─── AVAILABLE DATA ───

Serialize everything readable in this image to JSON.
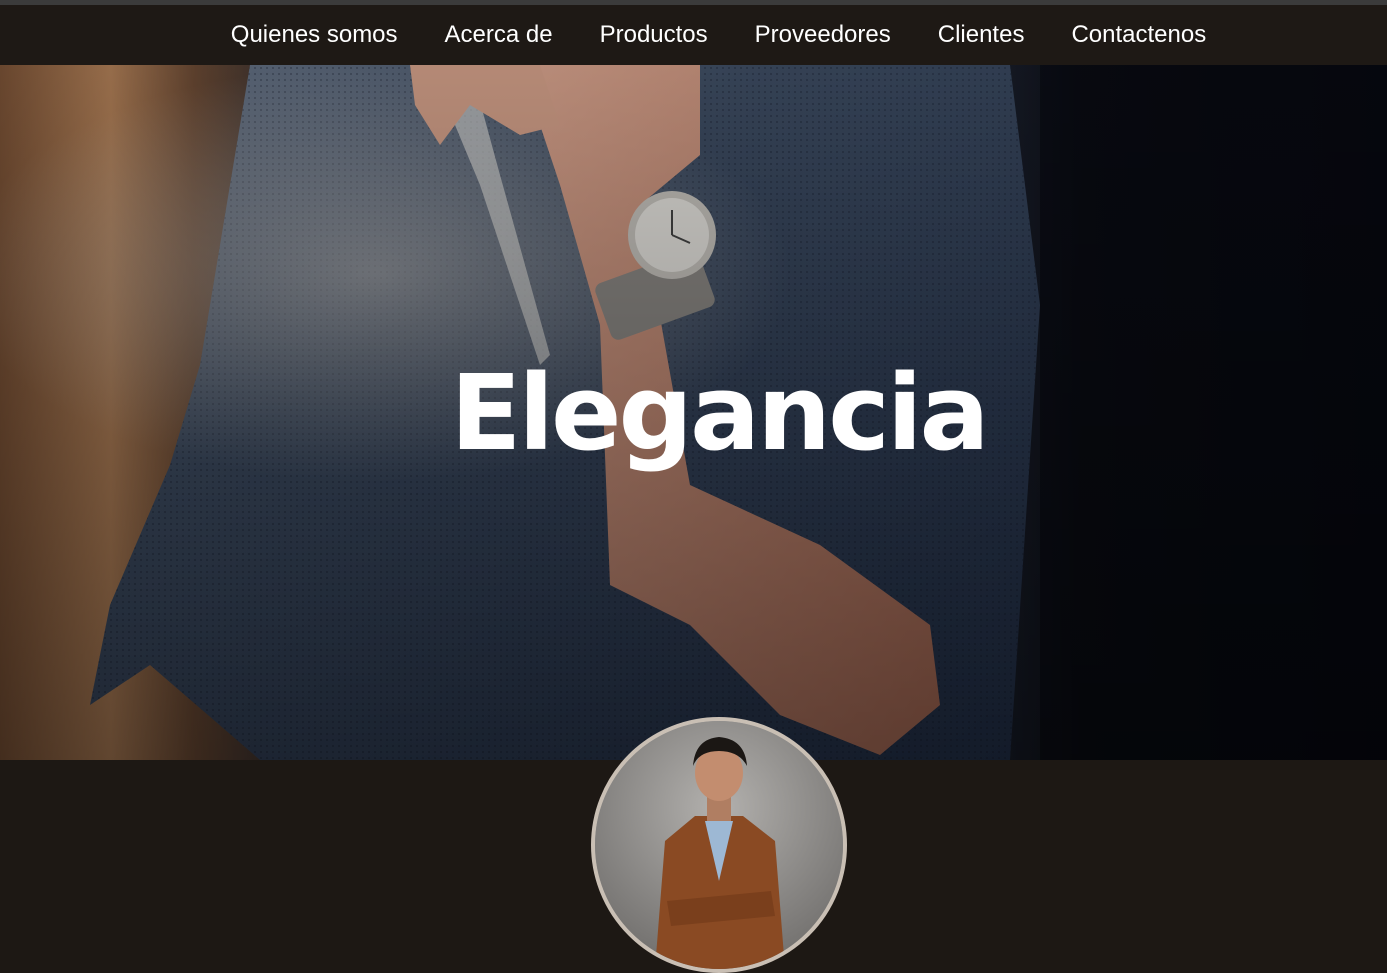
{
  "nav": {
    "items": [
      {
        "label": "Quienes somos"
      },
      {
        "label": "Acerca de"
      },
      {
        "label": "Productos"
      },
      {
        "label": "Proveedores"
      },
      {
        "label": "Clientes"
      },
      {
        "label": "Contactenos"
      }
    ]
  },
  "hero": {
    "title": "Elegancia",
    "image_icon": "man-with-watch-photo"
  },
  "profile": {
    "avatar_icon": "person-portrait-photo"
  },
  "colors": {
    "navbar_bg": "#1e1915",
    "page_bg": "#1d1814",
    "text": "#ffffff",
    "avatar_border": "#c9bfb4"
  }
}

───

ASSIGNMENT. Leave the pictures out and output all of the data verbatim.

EXERCISE RESPONSE.
Serialize everything readable in this image to JSON.
{
  "nav": {
    "items": [
      {
        "label": "Quienes somos"
      },
      {
        "label": "Acerca de"
      },
      {
        "label": "Productos"
      },
      {
        "label": "Proveedores"
      },
      {
        "label": "Clientes"
      },
      {
        "label": "Contactenos"
      }
    ]
  },
  "hero": {
    "title": "Elegancia",
    "image_icon": "man-with-watch-photo"
  },
  "profile": {
    "avatar_icon": "person-portrait-photo"
  },
  "colors": {
    "navbar_bg": "#1e1915",
    "page_bg": "#1d1814",
    "text": "#ffffff",
    "avatar_border": "#c9bfb4"
  }
}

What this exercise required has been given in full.